▶ WHAT NEEDS TO BE DONE:
In full and without changes, output the data.

[Stored items from a collection]
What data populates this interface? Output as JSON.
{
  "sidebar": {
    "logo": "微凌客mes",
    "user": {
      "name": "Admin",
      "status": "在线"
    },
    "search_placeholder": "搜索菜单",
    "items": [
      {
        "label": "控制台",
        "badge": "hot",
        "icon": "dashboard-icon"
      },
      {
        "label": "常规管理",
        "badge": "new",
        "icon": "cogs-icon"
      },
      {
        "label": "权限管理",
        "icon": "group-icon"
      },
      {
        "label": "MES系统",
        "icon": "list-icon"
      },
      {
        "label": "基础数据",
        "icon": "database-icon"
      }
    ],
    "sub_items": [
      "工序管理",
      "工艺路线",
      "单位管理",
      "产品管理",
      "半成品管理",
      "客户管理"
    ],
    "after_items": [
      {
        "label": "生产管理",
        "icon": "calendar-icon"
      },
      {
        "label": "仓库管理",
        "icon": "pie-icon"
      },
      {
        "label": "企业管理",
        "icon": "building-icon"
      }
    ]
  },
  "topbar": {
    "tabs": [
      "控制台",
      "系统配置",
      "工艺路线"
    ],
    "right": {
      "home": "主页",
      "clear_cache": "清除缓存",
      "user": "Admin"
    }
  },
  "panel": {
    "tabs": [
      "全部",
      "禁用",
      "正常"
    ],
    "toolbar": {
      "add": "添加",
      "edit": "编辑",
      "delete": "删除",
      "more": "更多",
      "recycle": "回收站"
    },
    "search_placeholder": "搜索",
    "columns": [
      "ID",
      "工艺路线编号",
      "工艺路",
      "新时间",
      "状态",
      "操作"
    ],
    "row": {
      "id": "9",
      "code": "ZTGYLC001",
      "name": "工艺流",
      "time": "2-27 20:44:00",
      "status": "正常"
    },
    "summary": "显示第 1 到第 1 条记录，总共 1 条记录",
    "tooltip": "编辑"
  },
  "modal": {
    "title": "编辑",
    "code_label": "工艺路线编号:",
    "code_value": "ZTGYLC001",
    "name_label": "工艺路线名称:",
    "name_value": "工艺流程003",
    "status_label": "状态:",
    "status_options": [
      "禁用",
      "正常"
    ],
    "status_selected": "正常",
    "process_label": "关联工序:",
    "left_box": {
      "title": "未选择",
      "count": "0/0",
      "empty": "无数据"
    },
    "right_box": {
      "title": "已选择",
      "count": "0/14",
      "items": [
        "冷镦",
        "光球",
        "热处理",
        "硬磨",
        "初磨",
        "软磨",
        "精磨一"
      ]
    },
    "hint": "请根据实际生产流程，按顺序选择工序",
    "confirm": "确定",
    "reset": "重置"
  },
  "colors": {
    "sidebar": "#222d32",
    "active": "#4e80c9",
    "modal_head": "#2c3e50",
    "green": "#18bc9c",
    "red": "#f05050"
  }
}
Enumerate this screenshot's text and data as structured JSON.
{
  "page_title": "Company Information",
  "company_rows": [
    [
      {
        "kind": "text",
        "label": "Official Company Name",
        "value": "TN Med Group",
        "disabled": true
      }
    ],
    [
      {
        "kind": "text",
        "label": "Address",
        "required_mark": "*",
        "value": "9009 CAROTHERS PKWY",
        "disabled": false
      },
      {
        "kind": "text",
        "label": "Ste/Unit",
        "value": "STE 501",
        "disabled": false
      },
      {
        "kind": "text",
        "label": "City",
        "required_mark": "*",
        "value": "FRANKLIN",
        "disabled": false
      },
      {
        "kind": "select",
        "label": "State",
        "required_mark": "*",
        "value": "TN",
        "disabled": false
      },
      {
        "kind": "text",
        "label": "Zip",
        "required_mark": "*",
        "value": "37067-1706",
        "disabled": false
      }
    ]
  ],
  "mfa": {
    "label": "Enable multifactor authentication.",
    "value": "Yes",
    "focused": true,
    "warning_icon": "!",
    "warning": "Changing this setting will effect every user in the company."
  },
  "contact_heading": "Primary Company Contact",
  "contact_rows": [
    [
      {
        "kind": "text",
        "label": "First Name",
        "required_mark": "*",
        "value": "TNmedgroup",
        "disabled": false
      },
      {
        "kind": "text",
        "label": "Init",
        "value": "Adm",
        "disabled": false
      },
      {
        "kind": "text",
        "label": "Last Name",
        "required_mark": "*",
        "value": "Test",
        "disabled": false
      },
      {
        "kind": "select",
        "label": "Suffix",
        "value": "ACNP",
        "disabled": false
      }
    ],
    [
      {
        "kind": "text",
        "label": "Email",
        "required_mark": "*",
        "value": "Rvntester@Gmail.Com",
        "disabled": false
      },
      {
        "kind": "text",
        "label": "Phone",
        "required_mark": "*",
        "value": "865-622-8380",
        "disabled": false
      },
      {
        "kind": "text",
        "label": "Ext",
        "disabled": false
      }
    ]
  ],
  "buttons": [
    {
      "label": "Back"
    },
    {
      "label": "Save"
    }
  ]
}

▶ SOLUTION TO THE PROBLEM:
What data populates this interface? Output as JSON.
{
  "sidebar": {
    "logo": "微凌客mes",
    "user": {
      "name": "Admin",
      "status": "在线"
    },
    "search_placeholder": "搜索菜单",
    "items": [
      {
        "label": "控制台",
        "badge": "hot",
        "icon": "dashboard-icon"
      },
      {
        "label": "常规管理",
        "badge": "new",
        "icon": "cogs-icon"
      },
      {
        "label": "权限管理",
        "icon": "group-icon"
      },
      {
        "label": "MES系统",
        "icon": "list-icon"
      },
      {
        "label": "基础数据",
        "icon": "database-icon"
      }
    ],
    "sub_items": [
      "工序管理",
      "工艺路线",
      "单位管理",
      "产品管理",
      "半成品管理",
      "客户管理"
    ],
    "after_items": [
      {
        "label": "生产管理",
        "icon": "calendar-icon"
      },
      {
        "label": "仓库管理",
        "icon": "pie-icon"
      },
      {
        "label": "企业管理",
        "icon": "building-icon"
      }
    ]
  },
  "topbar": {
    "tabs": [
      "控制台",
      "系统配置",
      "工艺路线"
    ],
    "right": {
      "home": "主页",
      "clear_cache": "清除缓存",
      "user": "Admin"
    }
  },
  "panel": {
    "tabs": [
      "全部",
      "禁用",
      "正常"
    ],
    "toolbar": {
      "add": "添加",
      "edit": "编辑",
      "delete": "删除",
      "more": "更多",
      "recycle": "回收站"
    },
    "search_placeholder": "搜索",
    "columns": [
      "ID",
      "工艺路线编号",
      "工艺路",
      "新时间",
      "状态",
      "操作"
    ],
    "row": {
      "id": "9",
      "code": "ZTGYLC001",
      "name": "工艺流",
      "time": "2-27 20:44:00",
      "status": "正常"
    },
    "summary": "显示第 1 到第 1 条记录，总共 1 条记录",
    "tooltip": "编辑"
  },
  "modal": {
    "title": "编辑",
    "code_label": "工艺路线编号:",
    "code_value": "ZTGYLC001",
    "name_label": "工艺路线名称:",
    "name_value": "工艺流程003",
    "status_label": "状态:",
    "status_options": [
      "禁用",
      "正常"
    ],
    "status_selected": "正常",
    "process_label": "关联工序:",
    "left_box": {
      "title": "未选择",
      "count": "0/0",
      "empty": "无数据"
    },
    "right_box": {
      "title": "已选择",
      "count": "0/14",
      "items": [
        "冷镦",
        "光球",
        "热处理",
        "硬磨",
        "初磨",
        "软磨",
        "精磨一"
      ]
    },
    "hint": "请根据实际生产流程，按顺序选择工序",
    "confirm": "确定",
    "reset": "重置"
  },
  "colors": {
    "sidebar": "#222d32",
    "active": "#4e80c9",
    "modal_head": "#2c3e50",
    "green": "#18bc9c",
    "red": "#f05050"
  }
}
Enumerate this screenshot's text and data as structured JSON.
{
  "page_title": "Company Information",
  "company_rows": [
    [
      {
        "kind": "text",
        "label": "Official Company Name",
        "value": "TN Med Group",
        "disabled": true
      }
    ],
    [
      {
        "kind": "text",
        "label": "Address",
        "required_mark": "*",
        "value": "9009 CAROTHERS PKWY",
        "disabled": false
      },
      {
        "kind": "text",
        "label": "Ste/Unit",
        "value": "STE 501",
        "disabled": false
      },
      {
        "kind": "text",
        "label": "City",
        "required_mark": "*",
        "value": "FRANKLIN",
        "disabled": false
      },
      {
        "kind": "select",
        "label": "State",
        "required_mark": "*",
        "value": "TN",
        "disabled": false
      },
      {
        "kind": "text",
        "label": "Zip",
        "required_mark": "*",
        "value": "37067-1706",
        "disabled": false
      }
    ]
  ],
  "mfa": {
    "label": "Enable multifactor authentication.",
    "value": "Yes",
    "focused": true,
    "warning_icon": "!",
    "warning": "Changing this setting will effect every user in the company."
  },
  "contact_heading": "Primary Company Contact",
  "contact_rows": [
    [
      {
        "kind": "text",
        "label": "First Name",
        "required_mark": "*",
        "value": "TNmedgroup",
        "disabled": false
      },
      {
        "kind": "text",
        "label": "Init",
        "value": "Adm",
        "disabled": false
      },
      {
        "kind": "text",
        "label": "Last Name",
        "required_mark": "*",
        "value": "Test",
        "disabled": false
      },
      {
        "kind": "select",
        "label": "Suffix",
        "value": "ACNP",
        "disabled": false
      }
    ],
    [
      {
        "kind": "text",
        "label": "Email",
        "required_mark": "*",
        "value": "Rvntester@Gmail.Com",
        "disabled": false
      },
      {
        "kind": "text",
        "label": "Phone",
        "required_mark": "*",
        "value": "865-622-8380",
        "disabled": false
      },
      {
        "kind": "text",
        "label": "Ext",
        "disabled": false
      }
    ]
  ],
  "buttons": [
    {
      "label": "Back"
    },
    {
      "label": "Save"
    }
  ]
}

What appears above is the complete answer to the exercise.